(24.) I. Fortelny and J. Kovar, Eur. Polym. J., 25, 317 (1989).

(25.) I. Fortelny, Z. Cerna, J. Binko, and J. Kovar, J. App. Polym. Sci., 48, 1731 (1993).

(26.) I. Fortelny and A. Zivny. Polymer, 36, 4113 (1995).

(27.) U. Sundararaj and C. W. Macosko, Macromolecules, 28, 2647 (1995).

(28.) I. Fortelny and J. Kovar, Polymer Composites, 9, 119 (1988).

(29.) L. D'Orazio, C. Mancarella, E. Martuscelli, G. Sticotti, and P. Massari, Polymer, 34, 3671 (1993).

(30.) L. D'Orazio, C. Mancarella, E. Martuscelli, and F. Polato, Polymer, 32, 1186 (1991).
COPYRIGHT 2000 Society of Plastics Engineers, Inc.
No portion of this article can be reproduced without the express written permission from the copyright holder.
Copyright 2000 Gale, Cengage Learning.
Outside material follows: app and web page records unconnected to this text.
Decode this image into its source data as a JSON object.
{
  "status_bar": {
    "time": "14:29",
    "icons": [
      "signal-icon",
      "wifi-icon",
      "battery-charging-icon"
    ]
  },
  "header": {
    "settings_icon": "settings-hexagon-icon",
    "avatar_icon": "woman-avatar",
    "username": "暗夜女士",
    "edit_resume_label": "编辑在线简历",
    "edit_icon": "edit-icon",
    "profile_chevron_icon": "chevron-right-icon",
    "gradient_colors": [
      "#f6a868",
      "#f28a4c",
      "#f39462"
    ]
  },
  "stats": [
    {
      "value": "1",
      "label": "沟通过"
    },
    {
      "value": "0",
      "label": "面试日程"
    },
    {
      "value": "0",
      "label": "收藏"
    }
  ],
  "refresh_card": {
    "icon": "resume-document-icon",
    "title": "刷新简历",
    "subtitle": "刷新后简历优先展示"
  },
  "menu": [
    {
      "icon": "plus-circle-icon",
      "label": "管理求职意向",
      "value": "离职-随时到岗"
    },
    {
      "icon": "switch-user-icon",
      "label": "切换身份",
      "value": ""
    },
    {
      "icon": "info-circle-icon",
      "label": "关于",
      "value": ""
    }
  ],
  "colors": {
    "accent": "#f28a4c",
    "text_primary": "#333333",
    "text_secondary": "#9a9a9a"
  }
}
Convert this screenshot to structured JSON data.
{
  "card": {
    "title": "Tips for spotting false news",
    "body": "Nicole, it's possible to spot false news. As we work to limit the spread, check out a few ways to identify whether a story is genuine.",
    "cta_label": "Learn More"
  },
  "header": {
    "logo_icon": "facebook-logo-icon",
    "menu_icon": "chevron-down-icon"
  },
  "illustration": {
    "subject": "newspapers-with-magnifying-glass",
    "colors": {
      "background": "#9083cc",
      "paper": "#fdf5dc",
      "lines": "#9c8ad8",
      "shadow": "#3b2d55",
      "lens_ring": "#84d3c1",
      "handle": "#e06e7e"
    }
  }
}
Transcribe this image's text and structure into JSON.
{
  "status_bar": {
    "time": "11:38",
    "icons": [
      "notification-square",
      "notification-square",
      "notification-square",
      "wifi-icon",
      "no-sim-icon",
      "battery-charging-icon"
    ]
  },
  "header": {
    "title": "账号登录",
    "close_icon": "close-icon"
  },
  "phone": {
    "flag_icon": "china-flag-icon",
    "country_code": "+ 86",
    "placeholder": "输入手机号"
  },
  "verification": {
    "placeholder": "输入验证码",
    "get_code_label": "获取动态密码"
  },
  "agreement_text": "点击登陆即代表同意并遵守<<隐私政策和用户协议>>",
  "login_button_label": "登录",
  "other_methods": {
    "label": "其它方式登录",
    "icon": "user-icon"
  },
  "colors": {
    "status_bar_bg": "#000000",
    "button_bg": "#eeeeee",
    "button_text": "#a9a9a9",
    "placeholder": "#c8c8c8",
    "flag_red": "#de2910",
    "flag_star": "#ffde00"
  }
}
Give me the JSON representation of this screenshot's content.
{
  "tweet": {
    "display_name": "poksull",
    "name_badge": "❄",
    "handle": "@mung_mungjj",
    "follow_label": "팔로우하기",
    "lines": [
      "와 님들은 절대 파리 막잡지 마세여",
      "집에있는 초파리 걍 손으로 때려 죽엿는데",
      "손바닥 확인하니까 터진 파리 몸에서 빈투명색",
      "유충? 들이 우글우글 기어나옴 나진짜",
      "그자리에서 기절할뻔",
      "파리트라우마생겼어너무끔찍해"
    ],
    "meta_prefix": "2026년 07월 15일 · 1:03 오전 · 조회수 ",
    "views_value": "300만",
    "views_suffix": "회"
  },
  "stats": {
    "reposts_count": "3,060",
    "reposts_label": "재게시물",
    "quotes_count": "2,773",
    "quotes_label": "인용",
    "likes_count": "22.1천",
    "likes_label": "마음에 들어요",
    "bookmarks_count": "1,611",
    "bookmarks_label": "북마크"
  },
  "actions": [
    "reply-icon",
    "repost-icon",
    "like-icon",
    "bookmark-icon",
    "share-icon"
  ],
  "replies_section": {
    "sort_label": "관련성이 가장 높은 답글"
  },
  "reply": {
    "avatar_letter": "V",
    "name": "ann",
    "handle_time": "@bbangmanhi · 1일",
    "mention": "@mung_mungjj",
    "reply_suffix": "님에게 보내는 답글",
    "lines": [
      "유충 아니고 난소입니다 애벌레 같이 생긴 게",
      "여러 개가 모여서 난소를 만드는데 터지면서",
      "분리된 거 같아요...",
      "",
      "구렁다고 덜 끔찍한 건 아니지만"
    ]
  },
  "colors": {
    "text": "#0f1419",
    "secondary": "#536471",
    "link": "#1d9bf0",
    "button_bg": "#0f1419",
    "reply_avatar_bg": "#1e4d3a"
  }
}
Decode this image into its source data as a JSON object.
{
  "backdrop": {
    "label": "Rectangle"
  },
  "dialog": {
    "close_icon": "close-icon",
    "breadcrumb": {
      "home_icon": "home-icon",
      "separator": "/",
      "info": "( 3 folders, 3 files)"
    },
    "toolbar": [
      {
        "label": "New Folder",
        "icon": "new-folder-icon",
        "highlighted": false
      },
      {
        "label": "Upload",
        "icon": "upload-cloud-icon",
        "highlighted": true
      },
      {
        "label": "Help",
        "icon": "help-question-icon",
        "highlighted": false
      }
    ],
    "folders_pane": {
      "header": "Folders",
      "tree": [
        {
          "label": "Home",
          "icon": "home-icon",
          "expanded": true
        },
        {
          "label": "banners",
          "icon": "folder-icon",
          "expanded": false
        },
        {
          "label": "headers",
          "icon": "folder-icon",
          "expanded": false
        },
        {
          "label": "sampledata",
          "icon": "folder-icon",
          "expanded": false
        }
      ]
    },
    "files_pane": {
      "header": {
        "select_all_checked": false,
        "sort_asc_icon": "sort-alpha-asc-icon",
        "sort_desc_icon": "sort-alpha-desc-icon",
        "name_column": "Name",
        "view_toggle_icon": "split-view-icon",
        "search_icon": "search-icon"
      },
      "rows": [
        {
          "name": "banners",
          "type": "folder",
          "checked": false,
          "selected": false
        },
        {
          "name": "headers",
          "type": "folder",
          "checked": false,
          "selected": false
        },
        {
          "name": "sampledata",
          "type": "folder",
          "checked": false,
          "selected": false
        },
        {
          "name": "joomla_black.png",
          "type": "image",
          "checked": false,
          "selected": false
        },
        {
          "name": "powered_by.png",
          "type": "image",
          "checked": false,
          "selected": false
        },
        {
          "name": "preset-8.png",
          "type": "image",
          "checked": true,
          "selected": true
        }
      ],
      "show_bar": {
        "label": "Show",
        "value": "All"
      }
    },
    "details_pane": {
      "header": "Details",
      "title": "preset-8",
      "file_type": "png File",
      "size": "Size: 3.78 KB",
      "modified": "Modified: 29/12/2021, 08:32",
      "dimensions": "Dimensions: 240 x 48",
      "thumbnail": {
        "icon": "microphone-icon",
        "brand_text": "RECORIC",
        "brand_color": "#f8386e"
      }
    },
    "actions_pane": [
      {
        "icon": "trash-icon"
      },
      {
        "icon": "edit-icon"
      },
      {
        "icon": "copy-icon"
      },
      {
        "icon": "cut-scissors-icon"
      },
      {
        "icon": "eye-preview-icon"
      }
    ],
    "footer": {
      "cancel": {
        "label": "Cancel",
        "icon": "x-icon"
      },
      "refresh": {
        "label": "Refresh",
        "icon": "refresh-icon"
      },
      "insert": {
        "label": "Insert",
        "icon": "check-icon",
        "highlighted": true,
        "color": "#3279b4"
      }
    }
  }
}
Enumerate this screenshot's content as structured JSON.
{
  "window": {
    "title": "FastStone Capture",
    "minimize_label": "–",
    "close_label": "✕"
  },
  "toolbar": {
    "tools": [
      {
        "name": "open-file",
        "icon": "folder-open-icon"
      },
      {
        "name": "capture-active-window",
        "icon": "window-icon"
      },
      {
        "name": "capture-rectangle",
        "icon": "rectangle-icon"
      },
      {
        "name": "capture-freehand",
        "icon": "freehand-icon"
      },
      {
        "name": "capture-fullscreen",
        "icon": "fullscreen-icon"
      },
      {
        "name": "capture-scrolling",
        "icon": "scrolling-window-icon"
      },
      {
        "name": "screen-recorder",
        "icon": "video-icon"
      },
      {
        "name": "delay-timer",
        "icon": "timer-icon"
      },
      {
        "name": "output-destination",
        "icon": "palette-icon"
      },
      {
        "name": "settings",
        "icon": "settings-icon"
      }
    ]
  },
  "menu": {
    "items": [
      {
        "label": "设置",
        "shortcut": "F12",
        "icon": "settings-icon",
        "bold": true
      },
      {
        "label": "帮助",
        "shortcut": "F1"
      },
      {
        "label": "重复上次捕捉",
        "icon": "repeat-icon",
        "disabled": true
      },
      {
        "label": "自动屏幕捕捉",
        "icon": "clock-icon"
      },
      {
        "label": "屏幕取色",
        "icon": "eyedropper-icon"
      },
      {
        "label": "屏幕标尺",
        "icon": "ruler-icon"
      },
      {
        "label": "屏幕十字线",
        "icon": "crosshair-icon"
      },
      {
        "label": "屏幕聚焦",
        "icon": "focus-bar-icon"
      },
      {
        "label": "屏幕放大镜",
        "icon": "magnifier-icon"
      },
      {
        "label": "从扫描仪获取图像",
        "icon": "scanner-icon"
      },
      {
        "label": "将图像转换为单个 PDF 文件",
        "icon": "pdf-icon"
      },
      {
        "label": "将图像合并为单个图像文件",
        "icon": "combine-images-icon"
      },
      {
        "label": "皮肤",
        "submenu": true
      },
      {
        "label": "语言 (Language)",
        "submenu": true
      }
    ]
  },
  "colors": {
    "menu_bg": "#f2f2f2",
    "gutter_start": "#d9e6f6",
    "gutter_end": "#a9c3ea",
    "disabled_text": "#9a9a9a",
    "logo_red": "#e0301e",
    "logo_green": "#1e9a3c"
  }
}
All rights reserved.

Article Details
Printer friendly Cite/link Email Feedback
Title Annotation:Polypropylene; Temperature Rising Elution Fractionation
Author:ZACUR, RUTH; GOIZUETA, GRACIELA; CAPIATI, NUMA
Publication:Polymer Engineering and Science
Geographic Code:1USA
Date:Aug 1, 2000
Words:4017
Previous Article:Polymerization of Anilinium/DBSA in the Presence of Clay Particles: Catalysis and Encapsulation.
Next Article:Friction Welding of Similar and Dissimilar Materials: PMMA and PVC.
Topics:


Related Articles
Melt grafting and glycidyl methacrylate onto polypropylene and reactive compatibilization of rubber toughened polypropylene.
Innovative TPV two-phase polymers: formulation, morphology formation, property profiles and processing characteristics.
Blending of Immiscible Polymers in a Mixing Zone of a Twin Screw Extruder--Effects of Compatibilization.
Polymer Blend De-mixing and Morphology Development of Immiscible Polymer Blends During Tube Flow.
A Study of the Effect of PP-g-MA and SEBS-g-MA on the Mechanical and Morphological Properties of Polypropylene/Nylon 6 Blends.
Interactions of Chlorinated Polyolefins with Ethylene-Propylene Copolymers and their relevance to painted TPOs.
Self-reinforced polypropylene/LCP extruded strands and their moldings.
Polypropylene-(ethylene-propylene) heterophasic copolymer [PP-EP]/EVA systems.
Influence of the processing conditions on a two-phase reactive blend system: EVA/PP thermoplastic vulcanizate.
The effect of the volume fraction of dispersed phase on toughness of injection molded polypropylene blended with SEBS, SEPS, and SEP.

Terms of use | Privacy policy | Copyright © 2022 Farlex, Inc. | Feedback | For webmasters |